1. People of all sizes working out
2. Millennials using texts and IG rather than Email or FB
3. The fact that companies put too much sugar in food to suck you in
4. Friends choosing to work more rather than relax
5. Coffee that costs too much
What I am saying is – move beyond the clutter of info. Make your own decisions and then act.
In the state of Colorado, rain is a welcome and occasional thing. We do pride ourselves (which is not ours to claim at all) on over 300 days of sunshine per year. To our surprise we have now had 40 days and 23.46 inches of rain or snow melt, most of which has been in April & May. This type of weather has an effect on CO residents who spend a lot of time out doors hiking, working, sleeping and having fun. I know we are keeping our regular running schedule, even in the misty early evening conditions, as I am sure others have done.
I love that I am an eternal optimist, not a Pollyanna, because I see sunshine even in the rain. I don’t push aside the obvious or ignore the reality. I see hope and not failure. I get to use my KU Jayhawk umbrella, greet singers as they rush inside for a voice lesson, talk about how the water is carving grooves into the earth that weren’t there before and connect with others who have been pumping water out of their basements since Mother’s Day like us.

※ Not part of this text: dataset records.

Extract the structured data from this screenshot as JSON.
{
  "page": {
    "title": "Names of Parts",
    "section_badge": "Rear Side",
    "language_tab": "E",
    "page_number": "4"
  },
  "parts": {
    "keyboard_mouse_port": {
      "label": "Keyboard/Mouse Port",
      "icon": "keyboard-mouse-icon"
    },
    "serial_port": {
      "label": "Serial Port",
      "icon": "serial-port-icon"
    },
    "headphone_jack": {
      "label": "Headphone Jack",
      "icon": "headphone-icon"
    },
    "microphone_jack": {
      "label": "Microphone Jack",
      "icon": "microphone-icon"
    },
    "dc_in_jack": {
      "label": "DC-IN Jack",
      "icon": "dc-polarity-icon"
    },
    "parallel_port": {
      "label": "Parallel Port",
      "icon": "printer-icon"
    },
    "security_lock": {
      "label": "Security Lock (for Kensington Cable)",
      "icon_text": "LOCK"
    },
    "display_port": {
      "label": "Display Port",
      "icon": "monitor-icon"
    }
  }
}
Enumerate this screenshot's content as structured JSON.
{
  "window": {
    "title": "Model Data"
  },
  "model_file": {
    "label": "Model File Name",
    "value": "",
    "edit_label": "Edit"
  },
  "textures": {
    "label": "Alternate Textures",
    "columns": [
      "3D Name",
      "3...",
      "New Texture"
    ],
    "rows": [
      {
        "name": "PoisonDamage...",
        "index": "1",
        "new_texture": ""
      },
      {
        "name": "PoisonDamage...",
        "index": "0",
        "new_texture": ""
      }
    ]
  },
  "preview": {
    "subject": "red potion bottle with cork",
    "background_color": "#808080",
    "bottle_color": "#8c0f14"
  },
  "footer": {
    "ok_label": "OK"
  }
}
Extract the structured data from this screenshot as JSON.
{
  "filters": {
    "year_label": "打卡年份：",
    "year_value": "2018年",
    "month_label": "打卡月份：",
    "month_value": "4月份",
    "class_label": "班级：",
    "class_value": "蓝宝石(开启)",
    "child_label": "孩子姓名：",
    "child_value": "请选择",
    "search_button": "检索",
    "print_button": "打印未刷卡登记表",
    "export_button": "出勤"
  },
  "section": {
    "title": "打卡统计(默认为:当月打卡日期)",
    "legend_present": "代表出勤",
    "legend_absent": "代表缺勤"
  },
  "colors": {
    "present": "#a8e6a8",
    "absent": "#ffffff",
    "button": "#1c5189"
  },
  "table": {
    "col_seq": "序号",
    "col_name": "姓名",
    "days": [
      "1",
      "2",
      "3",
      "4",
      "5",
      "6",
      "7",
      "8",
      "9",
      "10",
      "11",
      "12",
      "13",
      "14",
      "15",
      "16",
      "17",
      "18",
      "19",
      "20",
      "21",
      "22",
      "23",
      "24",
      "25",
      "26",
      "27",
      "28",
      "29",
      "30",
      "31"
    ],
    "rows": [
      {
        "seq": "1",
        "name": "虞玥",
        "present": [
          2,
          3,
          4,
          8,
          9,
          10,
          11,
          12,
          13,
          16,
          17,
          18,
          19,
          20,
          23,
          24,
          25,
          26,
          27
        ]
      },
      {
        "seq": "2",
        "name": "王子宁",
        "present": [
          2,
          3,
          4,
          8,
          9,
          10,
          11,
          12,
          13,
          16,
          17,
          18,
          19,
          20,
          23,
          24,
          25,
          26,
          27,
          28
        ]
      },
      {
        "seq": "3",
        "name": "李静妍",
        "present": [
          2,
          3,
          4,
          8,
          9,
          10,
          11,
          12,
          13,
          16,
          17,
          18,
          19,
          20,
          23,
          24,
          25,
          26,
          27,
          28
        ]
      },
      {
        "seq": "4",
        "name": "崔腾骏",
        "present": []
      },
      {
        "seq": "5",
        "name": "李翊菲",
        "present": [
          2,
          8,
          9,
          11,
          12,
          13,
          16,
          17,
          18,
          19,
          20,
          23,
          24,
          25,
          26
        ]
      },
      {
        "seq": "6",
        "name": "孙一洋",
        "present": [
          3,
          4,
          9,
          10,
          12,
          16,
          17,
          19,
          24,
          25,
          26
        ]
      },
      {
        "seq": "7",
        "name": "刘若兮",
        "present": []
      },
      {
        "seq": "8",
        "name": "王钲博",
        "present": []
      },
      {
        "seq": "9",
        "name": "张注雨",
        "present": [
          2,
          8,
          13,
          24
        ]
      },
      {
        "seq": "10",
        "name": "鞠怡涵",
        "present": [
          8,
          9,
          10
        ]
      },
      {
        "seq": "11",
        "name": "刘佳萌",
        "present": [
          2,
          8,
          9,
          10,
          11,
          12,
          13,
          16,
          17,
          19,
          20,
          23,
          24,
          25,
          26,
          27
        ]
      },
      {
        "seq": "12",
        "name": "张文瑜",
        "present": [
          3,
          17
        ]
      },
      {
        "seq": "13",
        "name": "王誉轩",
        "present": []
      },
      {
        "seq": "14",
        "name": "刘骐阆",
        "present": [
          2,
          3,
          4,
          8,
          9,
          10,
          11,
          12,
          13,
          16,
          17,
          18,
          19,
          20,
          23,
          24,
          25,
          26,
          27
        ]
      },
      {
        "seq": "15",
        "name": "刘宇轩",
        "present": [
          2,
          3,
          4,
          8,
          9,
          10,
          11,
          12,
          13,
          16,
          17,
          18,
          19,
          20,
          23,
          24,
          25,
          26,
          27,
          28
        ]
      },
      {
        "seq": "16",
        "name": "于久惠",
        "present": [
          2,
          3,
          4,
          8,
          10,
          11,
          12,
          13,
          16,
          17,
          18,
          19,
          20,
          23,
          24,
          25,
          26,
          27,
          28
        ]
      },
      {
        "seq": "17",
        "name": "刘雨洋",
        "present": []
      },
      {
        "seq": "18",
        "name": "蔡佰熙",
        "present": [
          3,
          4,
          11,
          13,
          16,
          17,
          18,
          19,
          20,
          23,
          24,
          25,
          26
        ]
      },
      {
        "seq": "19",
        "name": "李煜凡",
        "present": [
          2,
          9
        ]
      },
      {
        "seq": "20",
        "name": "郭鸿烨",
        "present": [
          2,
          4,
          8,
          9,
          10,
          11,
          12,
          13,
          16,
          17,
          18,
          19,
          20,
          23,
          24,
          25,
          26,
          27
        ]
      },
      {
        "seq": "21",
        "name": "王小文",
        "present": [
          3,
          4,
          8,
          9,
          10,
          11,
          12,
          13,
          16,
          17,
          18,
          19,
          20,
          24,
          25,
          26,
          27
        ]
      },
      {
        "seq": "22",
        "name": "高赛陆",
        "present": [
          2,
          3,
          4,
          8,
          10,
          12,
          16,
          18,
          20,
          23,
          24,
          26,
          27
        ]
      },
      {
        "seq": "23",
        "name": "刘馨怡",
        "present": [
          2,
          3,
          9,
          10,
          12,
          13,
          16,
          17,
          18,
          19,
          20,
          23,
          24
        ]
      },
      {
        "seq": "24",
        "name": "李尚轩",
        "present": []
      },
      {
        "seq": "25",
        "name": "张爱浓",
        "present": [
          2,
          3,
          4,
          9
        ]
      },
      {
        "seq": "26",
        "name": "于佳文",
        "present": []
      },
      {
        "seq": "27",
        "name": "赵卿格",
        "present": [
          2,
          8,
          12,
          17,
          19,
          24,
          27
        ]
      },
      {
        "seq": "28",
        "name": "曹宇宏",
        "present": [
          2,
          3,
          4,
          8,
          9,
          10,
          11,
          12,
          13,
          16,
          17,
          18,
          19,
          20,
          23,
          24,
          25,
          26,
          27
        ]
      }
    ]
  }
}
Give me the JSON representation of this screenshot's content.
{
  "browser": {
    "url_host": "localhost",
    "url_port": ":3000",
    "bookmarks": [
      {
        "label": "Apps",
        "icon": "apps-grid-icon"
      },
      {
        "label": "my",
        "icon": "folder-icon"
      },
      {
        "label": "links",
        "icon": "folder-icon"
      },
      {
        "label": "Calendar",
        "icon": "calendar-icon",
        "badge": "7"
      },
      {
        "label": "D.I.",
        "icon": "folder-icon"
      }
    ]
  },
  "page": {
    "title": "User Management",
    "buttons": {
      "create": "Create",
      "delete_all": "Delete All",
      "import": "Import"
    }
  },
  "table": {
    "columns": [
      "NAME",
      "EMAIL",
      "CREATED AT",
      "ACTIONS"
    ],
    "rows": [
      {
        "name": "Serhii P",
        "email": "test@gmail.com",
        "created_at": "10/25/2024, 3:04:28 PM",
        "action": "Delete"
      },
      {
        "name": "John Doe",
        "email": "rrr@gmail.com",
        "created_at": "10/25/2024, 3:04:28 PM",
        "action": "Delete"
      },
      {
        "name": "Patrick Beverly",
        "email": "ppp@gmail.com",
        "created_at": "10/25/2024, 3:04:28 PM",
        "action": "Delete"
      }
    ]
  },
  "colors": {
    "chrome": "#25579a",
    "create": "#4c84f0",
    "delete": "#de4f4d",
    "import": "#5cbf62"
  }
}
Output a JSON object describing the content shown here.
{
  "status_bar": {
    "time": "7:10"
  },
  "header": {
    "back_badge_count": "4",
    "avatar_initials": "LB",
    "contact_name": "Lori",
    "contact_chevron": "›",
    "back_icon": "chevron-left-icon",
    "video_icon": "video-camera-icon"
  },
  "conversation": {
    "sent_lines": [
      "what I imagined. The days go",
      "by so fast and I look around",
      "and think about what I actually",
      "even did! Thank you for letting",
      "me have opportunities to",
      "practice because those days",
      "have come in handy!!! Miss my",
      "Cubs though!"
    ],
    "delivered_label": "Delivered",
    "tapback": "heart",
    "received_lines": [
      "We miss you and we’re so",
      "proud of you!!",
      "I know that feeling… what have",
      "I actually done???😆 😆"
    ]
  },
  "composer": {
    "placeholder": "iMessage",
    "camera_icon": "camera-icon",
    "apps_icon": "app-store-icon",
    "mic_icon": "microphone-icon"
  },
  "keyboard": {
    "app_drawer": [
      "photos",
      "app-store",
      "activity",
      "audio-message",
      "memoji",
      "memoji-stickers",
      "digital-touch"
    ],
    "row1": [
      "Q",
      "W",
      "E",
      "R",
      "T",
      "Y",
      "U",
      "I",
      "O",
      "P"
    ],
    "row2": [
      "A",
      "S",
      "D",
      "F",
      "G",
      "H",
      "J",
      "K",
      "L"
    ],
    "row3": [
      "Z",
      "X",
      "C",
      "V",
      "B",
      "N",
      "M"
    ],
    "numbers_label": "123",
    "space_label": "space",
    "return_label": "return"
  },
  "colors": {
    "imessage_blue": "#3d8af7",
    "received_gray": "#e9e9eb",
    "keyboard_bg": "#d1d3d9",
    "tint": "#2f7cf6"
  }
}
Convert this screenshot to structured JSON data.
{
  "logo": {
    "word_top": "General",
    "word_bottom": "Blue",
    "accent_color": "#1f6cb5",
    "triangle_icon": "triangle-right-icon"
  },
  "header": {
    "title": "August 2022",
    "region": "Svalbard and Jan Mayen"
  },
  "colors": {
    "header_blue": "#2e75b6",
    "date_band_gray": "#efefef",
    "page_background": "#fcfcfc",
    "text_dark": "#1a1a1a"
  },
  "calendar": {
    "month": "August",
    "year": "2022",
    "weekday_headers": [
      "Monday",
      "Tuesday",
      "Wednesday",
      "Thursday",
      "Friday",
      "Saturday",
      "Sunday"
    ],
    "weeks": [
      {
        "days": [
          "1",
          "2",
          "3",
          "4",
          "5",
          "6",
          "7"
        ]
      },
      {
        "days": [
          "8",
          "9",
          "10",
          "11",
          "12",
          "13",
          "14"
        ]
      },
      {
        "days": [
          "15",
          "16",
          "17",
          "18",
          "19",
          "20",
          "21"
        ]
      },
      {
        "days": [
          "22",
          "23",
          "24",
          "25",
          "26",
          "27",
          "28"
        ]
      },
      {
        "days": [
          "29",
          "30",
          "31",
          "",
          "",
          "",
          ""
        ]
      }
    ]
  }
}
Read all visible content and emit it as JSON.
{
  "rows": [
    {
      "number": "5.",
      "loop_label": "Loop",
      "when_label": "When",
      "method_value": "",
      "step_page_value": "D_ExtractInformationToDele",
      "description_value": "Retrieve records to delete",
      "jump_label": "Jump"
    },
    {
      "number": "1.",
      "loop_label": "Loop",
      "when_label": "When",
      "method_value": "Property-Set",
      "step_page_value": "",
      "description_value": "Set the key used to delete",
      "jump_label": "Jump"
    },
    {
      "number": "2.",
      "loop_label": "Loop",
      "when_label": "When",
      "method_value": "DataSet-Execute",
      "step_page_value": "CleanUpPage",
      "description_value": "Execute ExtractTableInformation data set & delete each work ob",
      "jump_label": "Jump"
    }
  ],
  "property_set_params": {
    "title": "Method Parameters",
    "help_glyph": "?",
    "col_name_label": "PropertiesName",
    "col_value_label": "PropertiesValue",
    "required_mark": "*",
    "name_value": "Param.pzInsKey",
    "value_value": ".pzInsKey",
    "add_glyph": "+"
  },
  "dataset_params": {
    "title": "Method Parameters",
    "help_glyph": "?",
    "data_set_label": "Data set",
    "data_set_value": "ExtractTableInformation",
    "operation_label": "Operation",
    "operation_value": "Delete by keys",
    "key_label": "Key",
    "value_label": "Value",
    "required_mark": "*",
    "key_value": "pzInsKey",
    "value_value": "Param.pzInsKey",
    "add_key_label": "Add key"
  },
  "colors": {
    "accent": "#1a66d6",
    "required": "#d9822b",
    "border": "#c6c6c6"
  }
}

I encourage you to find the creative light within the dark day. To go within to connect with your passions – draw, color, paint… If the weather is making you sad, get a happy light to increase the Vitamin D you need and connect with others as a source of inspiration – not to find a comrade for complaining. Remember, you can always put on a raincoat and swing on a lamppost while singing at the top of your lungs. This worked well for a movie shoot, even on the day that the big star had the flu. Enjoy the rain, friends.
The following writing was written by C. Hoffman – one of the wonderful Wednesday Writers.
Upon entering the sacred and beautiful space that is Grace and St. Stephen’s Episcopal Church. Once a week the Colorado Vocal Arts Ensemble gathers for two and a half hours in the space of Grace and St. Stephen’s Episcopal Church in downtown Colorado Springs. Every Tuesday evening each member of the ensemble slowly filters in, each at their own pace. Some look up at the church as they walk toward it. Some notice the solitary statue of Saint Francis of Assisi standing in the courtyard, and how the fountain surrounding it has been turned off for the winter season. Some park their car a few blocks away because they want to enjoy the walk to the rehearsal. Some arrive early to help carry the large wooden risers into the sanctuary for the rehearsal. Some arrive
early and just sit and listen to the silence of the church space. But we all assemble for one purpose: to listen to one another and to make a beautiful, unified sound as one voice.
The space of the church naturally lends itself to the beauty of the human voice. It lets the sound travel upwards toward the heavens, allowing it to fill the rafters, bounce off of the stone foundations. There are various halls and spaces within the church where the sound travels.
Our warm up time always has me imagining that our voices are a sort of collective oxygen flowing
through the lungs of the sanctuary. When we sing we breathe life into the space we are singing in, we help and allow it to breathe and be alive with us. In our silences, between measures and breaths, the space settles and waits. When we sing with full emotional capacity and supported sound I feel as if we could, and just might, burst through the stained glass windows, filling the courtyard and city streets.
Every Tuesday I am thankful to be a part of the moving, breathing and living entity that is CVAE. I am a part of the alto section, a new member to the section. I consider it a blessing and privilege to make music with the section and in the ensemble as a whole. It is the part of my week that I look forward to the most. It is the part that makes me feel human and connected to something bigger beyond myself.